## Required action
Print out every entry, keeping each line identical to the original.

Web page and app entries
• • • •
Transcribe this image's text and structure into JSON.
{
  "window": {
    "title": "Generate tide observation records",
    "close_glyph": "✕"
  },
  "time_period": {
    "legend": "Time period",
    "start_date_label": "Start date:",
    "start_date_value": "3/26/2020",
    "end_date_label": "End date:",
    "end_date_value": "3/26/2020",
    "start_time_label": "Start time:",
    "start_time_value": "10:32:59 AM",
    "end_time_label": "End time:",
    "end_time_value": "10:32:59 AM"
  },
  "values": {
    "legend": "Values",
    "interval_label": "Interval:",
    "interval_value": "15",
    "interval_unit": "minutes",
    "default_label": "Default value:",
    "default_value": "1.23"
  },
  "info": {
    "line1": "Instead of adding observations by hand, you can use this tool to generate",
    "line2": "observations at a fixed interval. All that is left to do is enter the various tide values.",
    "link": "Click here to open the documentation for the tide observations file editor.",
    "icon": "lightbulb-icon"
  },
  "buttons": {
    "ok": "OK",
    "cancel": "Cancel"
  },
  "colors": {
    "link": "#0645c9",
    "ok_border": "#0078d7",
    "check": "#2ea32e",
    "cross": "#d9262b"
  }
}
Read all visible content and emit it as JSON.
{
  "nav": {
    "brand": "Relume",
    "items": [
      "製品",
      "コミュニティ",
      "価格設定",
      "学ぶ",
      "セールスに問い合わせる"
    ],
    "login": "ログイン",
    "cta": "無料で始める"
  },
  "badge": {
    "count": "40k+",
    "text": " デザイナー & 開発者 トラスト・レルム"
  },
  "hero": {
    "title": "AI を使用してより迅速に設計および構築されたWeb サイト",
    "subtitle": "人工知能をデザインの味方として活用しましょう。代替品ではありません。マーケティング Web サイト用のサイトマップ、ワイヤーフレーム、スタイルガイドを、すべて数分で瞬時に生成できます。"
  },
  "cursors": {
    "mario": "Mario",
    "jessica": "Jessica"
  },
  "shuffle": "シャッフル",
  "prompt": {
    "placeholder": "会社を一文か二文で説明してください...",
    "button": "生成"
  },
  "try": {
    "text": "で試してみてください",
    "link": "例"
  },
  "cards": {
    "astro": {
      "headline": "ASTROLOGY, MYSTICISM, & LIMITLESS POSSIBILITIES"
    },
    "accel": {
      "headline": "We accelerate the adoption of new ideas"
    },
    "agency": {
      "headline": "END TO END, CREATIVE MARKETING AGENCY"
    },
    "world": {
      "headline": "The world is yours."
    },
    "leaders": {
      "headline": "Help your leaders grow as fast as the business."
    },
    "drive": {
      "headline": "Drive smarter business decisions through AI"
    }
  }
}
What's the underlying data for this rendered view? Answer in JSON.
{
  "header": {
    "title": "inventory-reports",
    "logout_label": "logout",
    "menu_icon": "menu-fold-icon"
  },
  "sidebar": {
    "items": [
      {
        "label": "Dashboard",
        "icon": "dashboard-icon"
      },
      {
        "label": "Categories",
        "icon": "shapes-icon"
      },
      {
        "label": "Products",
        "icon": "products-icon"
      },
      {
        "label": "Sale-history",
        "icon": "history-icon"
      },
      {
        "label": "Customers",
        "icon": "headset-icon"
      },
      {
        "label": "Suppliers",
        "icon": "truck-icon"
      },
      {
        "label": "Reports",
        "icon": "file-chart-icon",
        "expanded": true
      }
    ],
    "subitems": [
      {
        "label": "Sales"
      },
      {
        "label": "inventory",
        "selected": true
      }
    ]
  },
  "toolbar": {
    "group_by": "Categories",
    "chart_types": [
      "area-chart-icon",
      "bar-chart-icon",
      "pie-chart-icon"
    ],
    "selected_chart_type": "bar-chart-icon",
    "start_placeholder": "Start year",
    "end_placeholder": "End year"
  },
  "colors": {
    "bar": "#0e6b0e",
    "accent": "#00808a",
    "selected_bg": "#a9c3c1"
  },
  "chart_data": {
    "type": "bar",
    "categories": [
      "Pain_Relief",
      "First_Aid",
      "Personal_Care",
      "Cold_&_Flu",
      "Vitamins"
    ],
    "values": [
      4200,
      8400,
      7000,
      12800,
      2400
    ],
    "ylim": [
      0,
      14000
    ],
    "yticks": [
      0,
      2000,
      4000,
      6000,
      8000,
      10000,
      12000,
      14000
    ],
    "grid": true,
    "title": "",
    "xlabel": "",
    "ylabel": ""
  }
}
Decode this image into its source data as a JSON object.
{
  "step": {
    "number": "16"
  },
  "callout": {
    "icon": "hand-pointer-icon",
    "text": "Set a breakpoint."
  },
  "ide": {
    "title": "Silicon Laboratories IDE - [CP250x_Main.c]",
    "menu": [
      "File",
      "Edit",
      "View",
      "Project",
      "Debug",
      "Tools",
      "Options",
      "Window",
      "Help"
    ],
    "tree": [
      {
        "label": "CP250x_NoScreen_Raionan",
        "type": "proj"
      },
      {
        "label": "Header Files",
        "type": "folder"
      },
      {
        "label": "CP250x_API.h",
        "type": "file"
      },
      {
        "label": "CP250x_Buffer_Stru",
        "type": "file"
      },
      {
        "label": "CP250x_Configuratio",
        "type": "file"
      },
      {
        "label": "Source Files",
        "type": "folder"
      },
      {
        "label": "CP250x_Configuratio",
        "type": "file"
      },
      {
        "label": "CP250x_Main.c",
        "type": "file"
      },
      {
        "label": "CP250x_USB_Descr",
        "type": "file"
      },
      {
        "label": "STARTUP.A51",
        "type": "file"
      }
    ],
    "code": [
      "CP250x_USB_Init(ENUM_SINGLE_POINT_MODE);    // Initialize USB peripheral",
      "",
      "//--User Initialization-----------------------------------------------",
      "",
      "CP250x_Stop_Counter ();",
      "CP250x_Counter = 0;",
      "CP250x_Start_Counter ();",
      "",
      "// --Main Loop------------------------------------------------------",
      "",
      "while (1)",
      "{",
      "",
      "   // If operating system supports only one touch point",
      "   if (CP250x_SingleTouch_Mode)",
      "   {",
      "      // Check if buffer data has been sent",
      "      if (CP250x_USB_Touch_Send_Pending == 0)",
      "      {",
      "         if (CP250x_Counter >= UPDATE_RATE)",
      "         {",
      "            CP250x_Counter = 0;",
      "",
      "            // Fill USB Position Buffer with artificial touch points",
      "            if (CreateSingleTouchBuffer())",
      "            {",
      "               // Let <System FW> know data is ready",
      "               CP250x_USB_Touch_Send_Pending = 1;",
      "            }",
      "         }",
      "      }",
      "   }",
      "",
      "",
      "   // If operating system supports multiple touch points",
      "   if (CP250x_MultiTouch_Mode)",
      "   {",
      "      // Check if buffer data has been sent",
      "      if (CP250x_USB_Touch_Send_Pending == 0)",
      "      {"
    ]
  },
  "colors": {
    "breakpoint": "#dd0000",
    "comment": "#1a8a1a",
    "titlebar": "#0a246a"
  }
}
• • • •
## Written answer
Transcribe this image's text and structure into JSON.
{
  "window": {
    "title": "Generate tide observation records",
    "close_glyph": "✕"
  },
  "time_period": {
    "legend": "Time period",
    "start_date_label": "Start date:",
    "start_date_value": "3/26/2020",
    "end_date_label": "End date:",
    "end_date_value": "3/26/2020",
    "start_time_label": "Start time:",
    "start_time_value": "10:32:59 AM",
    "end_time_label": "End time:",
    "end_time_value": "10:32:59 AM"
  },
  "values": {
    "legend": "Values",
    "interval_label": "Interval:",
    "interval_value": "15",
    "interval_unit": "minutes",
    "default_label": "Default value:",
    "default_value": "1.23"
  },
  "info": {
    "line1": "Instead of adding observations by hand, you can use this tool to generate",
    "line2": "observations at a fixed interval. All that is left to do is enter the various tide values.",
    "link": "Click here to open the documentation for the tide observations file editor.",
    "icon": "lightbulb-icon"
  },
  "buttons": {
    "ok": "OK",
    "cancel": "Cancel"
  },
  "colors": {
    "link": "#0645c9",
    "ok_border": "#0078d7",
    "check": "#2ea32e",
    "cross": "#d9262b"
  }
}
Read all visible content and emit it as JSON.
{
  "nav": {
    "brand": "Relume",
    "items": [
      "製品",
      "コミュニティ",
      "価格設定",
      "学ぶ",
      "セールスに問い合わせる"
    ],
    "login": "ログイン",
    "cta": "無料で始める"
  },
  "badge": {
    "count": "40k+",
    "text": " デザイナー & 開発者 トラスト・レルム"
  },
  "hero": {
    "title": "AI を使用してより迅速に設計および構築されたWeb サイト",
    "subtitle": "人工知能をデザインの味方として活用しましょう。代替品ではありません。マーケティング Web サイト用のサイトマップ、ワイヤーフレーム、スタイルガイドを、すべて数分で瞬時に生成できます。"
  },
  "cursors": {
    "mario": "Mario",
    "jessica": "Jessica"
  },
  "shuffle": "シャッフル",
  "prompt": {
    "placeholder": "会社を一文か二文で説明してください...",
    "button": "生成"
  },
  "try": {
    "text": "で試してみてください",
    "link": "例"
  },
  "cards": {
    "astro": {
      "headline": "ASTROLOGY, MYSTICISM, & LIMITLESS POSSIBILITIES"
    },
    "accel": {
      "headline": "We accelerate the adoption of new ideas"
    },
    "agency": {
      "headline": "END TO END, CREATIVE MARKETING AGENCY"
    },
    "world": {
      "headline": "The world is yours."
    },
    "leaders": {
      "headline": "Help your leaders grow as fast as the business."
    },
    "drive": {
      "headline": "Drive smarter business decisions through AI"
    }
  }
}
What's the underlying data for this rendered view? Answer in JSON.
{
  "header": {
    "title": "inventory-reports",
    "logout_label": "logout",
    "menu_icon": "menu-fold-icon"
  },
  "sidebar": {
    "items": [
      {
        "label": "Dashboard",
        "icon": "dashboard-icon"
      },
      {
        "label": "Categories",
        "icon": "shapes-icon"
      },
      {
        "label": "Products",
        "icon": "products-icon"
      },
      {
        "label": "Sale-history",
        "icon": "history-icon"
      },
      {
        "label": "Customers",
        "icon": "headset-icon"
      },
      {
        "label": "Suppliers",
        "icon": "truck-icon"
      },
      {
        "label": "Reports",
        "icon": "file-chart-icon",
        "expanded": true
      }
    ],
    "subitems": [
      {
        "label": "Sales"
      },
      {
        "label": "inventory",
        "selected": true
      }
    ]
  },
  "toolbar": {
    "group_by": "Categories",
    "chart_types": [
      "area-chart-icon",
      "bar-chart-icon",
      "pie-chart-icon"
    ],
    "selected_chart_type": "bar-chart-icon",
    "start_placeholder": "Start year",
    "end_placeholder": "End year"
  },
  "colors": {
    "bar": "#0e6b0e",
    "accent": "#00808a",
    "selected_bg": "#a9c3c1"
  },
  "chart_data": {
    "type": "bar",
    "categories": [
      "Pain_Relief",
      "First_Aid",
      "Personal_Care",
      "Cold_&_Flu",
      "Vitamins"
    ],
    "values": [
      4200,
      8400,
      7000,
      12800,
      2400
    ],
    "ylim": [
      0,
      14000
    ],
    "yticks": [
      0,
      2000,
      4000,
      6000,
      8000,
      10000,
      12000,
      14000
    ],
    "grid": true,
    "title": "",
    "xlabel": "",
    "ylabel": ""
  }
}
Decode this image into its source data as a JSON object.
{
  "step": {
    "number": "16"
  },
  "callout": {
    "icon": "hand-pointer-icon",
    "text": "Set a breakpoint."
  },
  "ide": {
    "title": "Silicon Laboratories IDE - [CP250x_Main.c]",
    "menu": [
      "File",
      "Edit",
      "View",
      "Project",
      "Debug",
      "Tools",
      "Options",
      "Window",
      "Help"
    ],
    "tree": [
      {
        "label": "CP250x_NoScreen_Raionan",
        "type": "proj"
      },
      {
        "label": "Header Files",
        "type": "folder"
      },
      {
        "label": "CP250x_API.h",
        "type": "file"
      },
      {
        "label": "CP250x_Buffer_Stru",
        "type": "file"
      },
      {
        "label": "CP250x_Configuratio",
        "type": "file"
      },
      {
        "label": "Source Files",
        "type": "folder"
      },
      {
        "label": "CP250x_Configuratio",
        "type": "file"
      },
      {
        "label": "CP250x_Main.c",
        "type": "file"
      },
      {
        "label": "CP250x_USB_Descr",
        "type": "file"
      },
      {
        "label": "STARTUP.A51",
        "type": "file"
      }
    ],
    "code": [
      "CP250x_USB_Init(ENUM_SINGLE_POINT_MODE);    // Initialize USB peripheral",
      "",
      "//--User Initialization-----------------------------------------------",
      "",
      "CP250x_Stop_Counter ();",
      "CP250x_Counter = 0;",
      "CP250x_Start_Counter ();",
      "",
      "// --Main Loop------------------------------------------------------",
      "",
      "while (1)",
      "{",
      "",
      "   // If operating system supports only one touch point",
      "   if (CP250x_SingleTouch_Mode)",
      "   {",
      "      // Check if buffer data has been sent",
      "      if (CP250x_USB_Touch_Send_Pending == 0)",
      "      {",
      "         if (CP250x_Counter >= UPDATE_RATE)",
      "         {",
      "            CP250x_Counter = 0;",
      "",
      "            // Fill USB Position Buffer with artificial touch points",
      "            if (CreateSingleTouchBuffer())",
      "            {",
      "               // Let <System FW> know data is ready",
      "               CP250x_USB_Touch_Send_Pending = 1;",
      "            }",
      "         }",
      "      }",
      "   }",
      "",
      "",
      "   // If operating system supports multiple touch points",
      "   if (CP250x_MultiTouch_Mode)",
      "   {",
      "      // Check if buffer data has been sent",
      "      if (CP250x_USB_Touch_Send_Pending == 0)",
      "      {"
    ]
  },
  "colors": {
    "breakpoint": "#dd0000",
    "comment": "#1a8a1a",
    "titlebar": "#0a246a"
  }
}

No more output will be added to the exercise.